A long-time financial journalist, Dan is a veteran of SmartMoney, MarketWatch, CBS MoneyWatch, InvestorPlace and DailyFinance. He has written for The Wall Street Journal, Bloomberg, Consumer Reports, Senior Executive and Boston magazine, and his stories have appeared in the New York Daily News, the San Jose Mercury News and Investor's Business Daily, among other publications. As a senior writer at AOL's DailyFinance, Dan reported market news from the floor of the New York Stock Exchange and hosted a weekly video segment on equities.


Once upon a time – before his days as a financial reporter and assistant financial editor at legendary fashion trade paper Women's Wear Daily – Dan worked for Spy magazine, scribbled away at Time Inc. and contributed to Maxim magazine back when lad mags were a thing. He's also written for Esquire magazine's Dubious Achievements Awards.


In his current role at Kiplinger, Dan writes about equities, fixed income, currencies, commodities, funds, macroeconomics, demographics, real estate, cost of living indexes and more.
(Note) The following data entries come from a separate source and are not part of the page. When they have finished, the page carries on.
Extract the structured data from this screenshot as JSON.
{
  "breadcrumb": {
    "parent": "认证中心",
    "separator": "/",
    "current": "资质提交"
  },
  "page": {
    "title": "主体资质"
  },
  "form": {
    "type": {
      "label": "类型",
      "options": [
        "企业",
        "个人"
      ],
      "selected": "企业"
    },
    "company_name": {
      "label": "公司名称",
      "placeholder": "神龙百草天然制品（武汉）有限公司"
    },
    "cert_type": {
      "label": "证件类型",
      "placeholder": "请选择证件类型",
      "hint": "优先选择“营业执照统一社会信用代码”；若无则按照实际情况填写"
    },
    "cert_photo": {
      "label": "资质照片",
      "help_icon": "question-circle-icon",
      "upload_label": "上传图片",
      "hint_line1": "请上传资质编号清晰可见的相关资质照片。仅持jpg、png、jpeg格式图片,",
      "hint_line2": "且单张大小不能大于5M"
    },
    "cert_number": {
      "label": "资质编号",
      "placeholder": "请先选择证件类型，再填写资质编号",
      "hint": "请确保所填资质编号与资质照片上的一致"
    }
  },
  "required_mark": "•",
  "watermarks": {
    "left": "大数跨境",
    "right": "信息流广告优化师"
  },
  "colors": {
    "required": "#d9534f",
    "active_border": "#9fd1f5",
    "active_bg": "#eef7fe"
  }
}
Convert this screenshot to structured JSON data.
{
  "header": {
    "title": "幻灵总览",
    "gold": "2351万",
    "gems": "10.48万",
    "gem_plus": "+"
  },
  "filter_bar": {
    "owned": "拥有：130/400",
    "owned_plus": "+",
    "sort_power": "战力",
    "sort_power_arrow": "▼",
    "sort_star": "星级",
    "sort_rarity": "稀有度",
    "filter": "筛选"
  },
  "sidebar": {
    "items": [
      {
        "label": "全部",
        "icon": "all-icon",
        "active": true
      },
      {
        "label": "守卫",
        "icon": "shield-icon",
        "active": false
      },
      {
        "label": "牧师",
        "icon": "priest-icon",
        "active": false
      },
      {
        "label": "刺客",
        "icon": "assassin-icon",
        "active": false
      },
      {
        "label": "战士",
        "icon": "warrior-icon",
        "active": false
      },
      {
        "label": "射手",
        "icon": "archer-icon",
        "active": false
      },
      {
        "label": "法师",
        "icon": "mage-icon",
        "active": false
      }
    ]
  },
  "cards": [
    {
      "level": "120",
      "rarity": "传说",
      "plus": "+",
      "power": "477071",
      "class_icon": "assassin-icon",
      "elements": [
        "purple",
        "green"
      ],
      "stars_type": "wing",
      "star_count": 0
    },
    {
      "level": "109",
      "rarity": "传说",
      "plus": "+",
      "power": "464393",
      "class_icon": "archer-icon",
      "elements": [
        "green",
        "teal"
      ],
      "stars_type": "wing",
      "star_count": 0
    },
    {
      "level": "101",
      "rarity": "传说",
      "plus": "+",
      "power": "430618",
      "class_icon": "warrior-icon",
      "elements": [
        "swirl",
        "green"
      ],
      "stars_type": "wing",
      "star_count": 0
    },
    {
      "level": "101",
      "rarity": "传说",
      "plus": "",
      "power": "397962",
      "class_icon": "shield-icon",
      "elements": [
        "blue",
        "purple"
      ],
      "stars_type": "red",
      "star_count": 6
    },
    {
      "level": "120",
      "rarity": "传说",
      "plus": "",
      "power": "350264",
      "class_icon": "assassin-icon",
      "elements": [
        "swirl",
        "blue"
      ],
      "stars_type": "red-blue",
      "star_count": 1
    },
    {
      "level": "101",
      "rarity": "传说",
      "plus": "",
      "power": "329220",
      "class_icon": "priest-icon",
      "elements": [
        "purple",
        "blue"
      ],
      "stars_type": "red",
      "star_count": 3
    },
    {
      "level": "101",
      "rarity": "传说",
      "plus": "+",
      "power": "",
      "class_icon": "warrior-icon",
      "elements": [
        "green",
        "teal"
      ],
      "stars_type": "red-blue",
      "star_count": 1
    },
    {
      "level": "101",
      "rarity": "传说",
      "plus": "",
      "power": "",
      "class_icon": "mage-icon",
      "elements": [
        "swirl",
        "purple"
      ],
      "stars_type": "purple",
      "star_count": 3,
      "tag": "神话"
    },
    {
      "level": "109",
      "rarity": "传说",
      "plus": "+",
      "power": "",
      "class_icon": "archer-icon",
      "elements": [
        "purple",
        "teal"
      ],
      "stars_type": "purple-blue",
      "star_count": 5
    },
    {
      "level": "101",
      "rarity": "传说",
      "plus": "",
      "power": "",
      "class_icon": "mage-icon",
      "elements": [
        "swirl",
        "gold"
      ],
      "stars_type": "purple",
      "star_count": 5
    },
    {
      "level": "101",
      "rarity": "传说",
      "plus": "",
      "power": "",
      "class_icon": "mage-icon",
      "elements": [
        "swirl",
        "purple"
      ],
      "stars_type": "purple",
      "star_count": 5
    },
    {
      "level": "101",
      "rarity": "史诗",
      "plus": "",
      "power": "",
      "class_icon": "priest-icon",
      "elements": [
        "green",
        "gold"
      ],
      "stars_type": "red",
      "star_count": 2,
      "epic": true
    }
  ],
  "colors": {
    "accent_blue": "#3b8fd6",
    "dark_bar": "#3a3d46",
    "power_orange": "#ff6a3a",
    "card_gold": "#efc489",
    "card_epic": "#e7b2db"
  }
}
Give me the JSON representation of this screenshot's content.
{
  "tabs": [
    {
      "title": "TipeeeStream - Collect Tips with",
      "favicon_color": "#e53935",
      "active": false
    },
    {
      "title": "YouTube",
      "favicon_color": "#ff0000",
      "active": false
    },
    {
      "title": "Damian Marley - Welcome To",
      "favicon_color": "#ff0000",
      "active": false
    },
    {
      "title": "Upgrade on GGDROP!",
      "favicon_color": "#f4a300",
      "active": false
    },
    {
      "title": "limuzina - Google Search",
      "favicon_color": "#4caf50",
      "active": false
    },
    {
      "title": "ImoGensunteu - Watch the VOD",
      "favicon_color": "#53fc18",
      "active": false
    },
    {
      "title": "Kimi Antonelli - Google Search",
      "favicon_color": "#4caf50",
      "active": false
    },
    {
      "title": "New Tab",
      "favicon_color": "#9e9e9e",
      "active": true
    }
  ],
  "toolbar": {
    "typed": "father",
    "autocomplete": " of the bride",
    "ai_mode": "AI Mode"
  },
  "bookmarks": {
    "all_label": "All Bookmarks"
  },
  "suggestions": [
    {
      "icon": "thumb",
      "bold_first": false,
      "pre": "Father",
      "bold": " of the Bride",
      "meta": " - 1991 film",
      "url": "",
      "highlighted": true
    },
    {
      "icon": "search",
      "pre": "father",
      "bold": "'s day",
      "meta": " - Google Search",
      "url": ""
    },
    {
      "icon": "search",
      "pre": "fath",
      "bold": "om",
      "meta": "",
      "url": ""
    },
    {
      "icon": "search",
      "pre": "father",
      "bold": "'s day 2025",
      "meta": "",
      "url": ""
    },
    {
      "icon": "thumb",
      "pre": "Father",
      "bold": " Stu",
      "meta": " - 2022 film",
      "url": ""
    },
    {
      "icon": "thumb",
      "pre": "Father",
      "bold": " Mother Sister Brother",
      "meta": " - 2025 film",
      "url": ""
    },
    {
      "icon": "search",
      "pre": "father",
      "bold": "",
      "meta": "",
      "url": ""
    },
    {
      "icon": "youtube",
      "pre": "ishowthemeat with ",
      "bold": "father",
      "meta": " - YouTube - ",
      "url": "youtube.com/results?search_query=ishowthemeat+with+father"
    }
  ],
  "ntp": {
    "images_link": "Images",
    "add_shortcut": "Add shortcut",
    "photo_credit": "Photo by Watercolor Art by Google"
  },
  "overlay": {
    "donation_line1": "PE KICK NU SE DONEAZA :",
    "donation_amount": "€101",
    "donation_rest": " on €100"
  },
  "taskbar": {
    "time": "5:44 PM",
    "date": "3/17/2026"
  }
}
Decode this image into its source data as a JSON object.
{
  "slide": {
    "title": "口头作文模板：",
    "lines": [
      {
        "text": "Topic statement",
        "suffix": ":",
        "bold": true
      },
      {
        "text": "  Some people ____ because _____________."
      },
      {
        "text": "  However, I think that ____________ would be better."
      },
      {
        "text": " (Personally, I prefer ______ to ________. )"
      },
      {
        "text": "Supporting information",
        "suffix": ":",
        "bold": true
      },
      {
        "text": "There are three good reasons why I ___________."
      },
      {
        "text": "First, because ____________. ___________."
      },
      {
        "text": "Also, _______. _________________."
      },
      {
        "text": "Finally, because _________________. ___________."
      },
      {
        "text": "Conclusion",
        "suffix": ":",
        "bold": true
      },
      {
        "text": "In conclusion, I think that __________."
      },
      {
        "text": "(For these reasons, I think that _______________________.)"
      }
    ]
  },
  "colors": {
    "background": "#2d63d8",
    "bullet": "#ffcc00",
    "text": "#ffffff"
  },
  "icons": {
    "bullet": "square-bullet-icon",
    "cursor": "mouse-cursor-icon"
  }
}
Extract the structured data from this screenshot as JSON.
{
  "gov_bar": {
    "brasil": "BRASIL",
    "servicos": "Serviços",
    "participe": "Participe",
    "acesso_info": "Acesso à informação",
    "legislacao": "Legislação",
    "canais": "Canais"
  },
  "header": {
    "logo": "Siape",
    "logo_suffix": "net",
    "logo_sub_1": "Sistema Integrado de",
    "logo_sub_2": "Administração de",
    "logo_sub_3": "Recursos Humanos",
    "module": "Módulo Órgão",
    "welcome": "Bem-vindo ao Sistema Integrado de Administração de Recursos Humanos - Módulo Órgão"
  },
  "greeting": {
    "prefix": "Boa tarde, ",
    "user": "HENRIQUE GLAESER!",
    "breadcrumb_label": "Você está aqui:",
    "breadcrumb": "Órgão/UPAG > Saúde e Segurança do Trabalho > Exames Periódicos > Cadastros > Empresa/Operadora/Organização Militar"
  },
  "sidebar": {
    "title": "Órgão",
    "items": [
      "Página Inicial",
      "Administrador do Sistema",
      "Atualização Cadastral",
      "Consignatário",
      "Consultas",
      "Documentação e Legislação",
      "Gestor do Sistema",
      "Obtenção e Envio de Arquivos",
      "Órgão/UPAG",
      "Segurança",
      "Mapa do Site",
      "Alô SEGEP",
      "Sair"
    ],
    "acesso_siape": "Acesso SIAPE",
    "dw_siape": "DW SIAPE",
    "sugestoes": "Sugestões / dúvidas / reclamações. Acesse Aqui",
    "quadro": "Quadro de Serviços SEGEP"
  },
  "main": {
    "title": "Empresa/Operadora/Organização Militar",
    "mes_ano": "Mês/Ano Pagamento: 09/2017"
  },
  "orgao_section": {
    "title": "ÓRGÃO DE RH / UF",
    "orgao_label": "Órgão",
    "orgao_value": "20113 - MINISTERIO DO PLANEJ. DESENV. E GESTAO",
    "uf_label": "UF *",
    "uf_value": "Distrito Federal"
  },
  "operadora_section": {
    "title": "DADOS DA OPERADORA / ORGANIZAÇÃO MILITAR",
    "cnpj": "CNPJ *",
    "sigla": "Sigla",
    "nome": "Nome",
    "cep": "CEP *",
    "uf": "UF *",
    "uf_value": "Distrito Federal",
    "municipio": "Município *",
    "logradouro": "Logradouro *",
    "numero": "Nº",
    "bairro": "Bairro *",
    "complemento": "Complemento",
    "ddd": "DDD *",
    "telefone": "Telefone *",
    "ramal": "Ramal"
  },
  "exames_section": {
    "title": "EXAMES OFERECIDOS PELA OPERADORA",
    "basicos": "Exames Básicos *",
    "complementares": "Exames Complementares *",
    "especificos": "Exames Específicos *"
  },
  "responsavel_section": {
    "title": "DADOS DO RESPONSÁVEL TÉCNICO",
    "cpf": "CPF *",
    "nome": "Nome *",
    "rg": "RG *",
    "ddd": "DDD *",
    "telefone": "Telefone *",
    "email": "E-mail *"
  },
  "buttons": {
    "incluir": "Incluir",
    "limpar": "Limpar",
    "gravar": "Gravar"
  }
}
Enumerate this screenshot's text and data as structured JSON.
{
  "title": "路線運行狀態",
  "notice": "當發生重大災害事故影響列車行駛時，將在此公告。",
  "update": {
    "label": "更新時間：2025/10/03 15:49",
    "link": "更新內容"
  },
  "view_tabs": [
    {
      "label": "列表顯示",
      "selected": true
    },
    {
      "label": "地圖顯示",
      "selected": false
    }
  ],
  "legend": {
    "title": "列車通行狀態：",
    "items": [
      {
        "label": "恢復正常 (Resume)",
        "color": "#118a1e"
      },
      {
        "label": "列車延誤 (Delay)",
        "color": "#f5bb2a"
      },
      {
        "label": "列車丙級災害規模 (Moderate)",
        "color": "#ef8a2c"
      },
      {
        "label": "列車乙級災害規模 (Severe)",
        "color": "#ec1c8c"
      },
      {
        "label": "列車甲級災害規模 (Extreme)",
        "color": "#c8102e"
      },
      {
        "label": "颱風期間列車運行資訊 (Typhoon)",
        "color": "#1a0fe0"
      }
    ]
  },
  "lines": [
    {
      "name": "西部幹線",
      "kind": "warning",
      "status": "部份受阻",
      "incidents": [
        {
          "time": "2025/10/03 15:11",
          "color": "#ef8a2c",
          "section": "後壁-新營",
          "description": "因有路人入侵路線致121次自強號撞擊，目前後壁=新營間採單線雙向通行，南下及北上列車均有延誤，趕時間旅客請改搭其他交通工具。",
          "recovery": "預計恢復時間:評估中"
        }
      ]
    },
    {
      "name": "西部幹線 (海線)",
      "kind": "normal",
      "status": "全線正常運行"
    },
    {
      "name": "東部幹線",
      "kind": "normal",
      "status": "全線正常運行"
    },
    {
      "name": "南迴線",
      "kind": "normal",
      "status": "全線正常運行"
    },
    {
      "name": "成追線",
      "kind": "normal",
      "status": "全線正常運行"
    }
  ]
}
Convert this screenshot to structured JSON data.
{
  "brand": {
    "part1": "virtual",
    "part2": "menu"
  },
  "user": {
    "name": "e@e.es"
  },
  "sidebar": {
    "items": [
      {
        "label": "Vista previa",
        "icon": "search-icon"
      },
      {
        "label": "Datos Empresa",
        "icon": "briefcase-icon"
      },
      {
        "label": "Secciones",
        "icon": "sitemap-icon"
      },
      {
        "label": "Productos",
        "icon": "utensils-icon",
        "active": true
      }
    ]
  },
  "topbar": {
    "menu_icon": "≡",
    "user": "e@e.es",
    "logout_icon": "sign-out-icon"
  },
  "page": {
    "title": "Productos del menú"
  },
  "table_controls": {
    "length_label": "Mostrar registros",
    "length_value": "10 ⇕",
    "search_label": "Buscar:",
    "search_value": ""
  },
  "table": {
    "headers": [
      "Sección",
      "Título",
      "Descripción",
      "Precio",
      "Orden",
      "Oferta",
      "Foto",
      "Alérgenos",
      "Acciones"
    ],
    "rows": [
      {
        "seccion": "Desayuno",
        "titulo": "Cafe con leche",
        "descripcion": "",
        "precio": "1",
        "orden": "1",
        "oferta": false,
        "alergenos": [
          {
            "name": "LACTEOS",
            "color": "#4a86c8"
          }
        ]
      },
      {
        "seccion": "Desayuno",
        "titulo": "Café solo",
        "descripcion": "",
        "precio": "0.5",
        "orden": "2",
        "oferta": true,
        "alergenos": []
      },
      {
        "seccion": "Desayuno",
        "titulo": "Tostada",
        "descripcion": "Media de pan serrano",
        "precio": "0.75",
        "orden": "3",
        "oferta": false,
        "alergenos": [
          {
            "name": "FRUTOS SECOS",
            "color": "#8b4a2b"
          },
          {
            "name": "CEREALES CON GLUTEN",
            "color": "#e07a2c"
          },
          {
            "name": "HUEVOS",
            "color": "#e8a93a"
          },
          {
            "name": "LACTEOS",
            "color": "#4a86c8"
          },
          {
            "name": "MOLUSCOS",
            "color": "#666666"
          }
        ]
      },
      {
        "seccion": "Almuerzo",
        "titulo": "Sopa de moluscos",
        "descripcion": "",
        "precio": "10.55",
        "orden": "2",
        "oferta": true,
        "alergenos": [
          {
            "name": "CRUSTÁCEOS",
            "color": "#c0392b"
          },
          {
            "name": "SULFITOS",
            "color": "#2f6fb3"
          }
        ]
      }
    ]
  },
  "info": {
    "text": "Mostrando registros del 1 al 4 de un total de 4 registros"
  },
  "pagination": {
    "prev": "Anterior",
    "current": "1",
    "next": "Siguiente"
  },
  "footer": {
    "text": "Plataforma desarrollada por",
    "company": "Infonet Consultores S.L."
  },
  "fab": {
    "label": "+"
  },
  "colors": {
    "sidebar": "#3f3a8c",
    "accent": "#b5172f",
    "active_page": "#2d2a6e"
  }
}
Dan holds a bachelor's degree from Oberlin College and a master's degree from Columbia University.


Disclosure: Dan does not trade stocks or other securities. Rather, he dollar-cost averages into cheap funds and index funds and holds them forever in tax-advantaged accounts.